What follows is a block of records; reproduce all of it verbatim.
___ The data
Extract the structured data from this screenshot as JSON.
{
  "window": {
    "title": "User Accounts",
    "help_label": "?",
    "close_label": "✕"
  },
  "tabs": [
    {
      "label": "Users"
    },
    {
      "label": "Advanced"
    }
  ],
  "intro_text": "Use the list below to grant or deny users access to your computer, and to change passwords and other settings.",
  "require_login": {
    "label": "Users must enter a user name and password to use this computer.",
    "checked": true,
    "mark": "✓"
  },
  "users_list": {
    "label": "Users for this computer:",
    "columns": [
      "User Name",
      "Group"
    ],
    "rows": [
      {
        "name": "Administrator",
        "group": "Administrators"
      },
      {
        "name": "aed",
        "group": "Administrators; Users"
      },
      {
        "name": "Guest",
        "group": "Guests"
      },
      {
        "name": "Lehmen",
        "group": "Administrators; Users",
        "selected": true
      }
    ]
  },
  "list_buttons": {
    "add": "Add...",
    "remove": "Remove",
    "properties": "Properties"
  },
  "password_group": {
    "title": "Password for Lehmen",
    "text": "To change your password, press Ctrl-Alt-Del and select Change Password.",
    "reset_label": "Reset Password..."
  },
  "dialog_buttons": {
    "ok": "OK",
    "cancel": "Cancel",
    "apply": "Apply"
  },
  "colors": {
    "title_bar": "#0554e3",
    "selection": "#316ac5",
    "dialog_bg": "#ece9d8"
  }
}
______
Result of this exercise:
Extract the structured data from this screenshot as JSON.
{
  "window": {
    "title": "User Accounts",
    "help_label": "?",
    "close_label": "✕"
  },
  "tabs": [
    {
      "label": "Users"
    },
    {
      "label": "Advanced"
    }
  ],
  "intro_text": "Use the list below to grant or deny users access to your computer, and to change passwords and other settings.",
  "require_login": {
    "label": "Users must enter a user name and password to use this computer.",
    "checked": true,
    "mark": "✓"
  },
  "users_list": {
    "label": "Users for this computer:",
    "columns": [
      "User Name",
      "Group"
    ],
    "rows": [
      {
        "name": "Administrator",
        "group": "Administrators"
      },
      {
        "name": "aed",
        "group": "Administrators; Users"
      },
      {
        "name": "Guest",
        "group": "Guests"
      },
      {
        "name": "Lehmen",
        "group": "Administrators; Users",
        "selected": true
      }
    ]
  },
  "list_buttons": {
    "add": "Add...",
    "remove": "Remove",
    "properties": "Properties"
  },
  "password_group": {
    "title": "Password for Lehmen",
    "text": "To change your password, press Ctrl-Alt-Del and select Change Password.",
    "reset_label": "Reset Password..."
  },
  "dialog_buttons": {
    "ok": "OK",
    "cancel": "Cancel",
    "apply": "Apply"
  },
  "colors": {
    "title_bar": "#0554e3",
    "selection": "#316ac5",
    "dialog_bg": "#ece9d8"
  }
}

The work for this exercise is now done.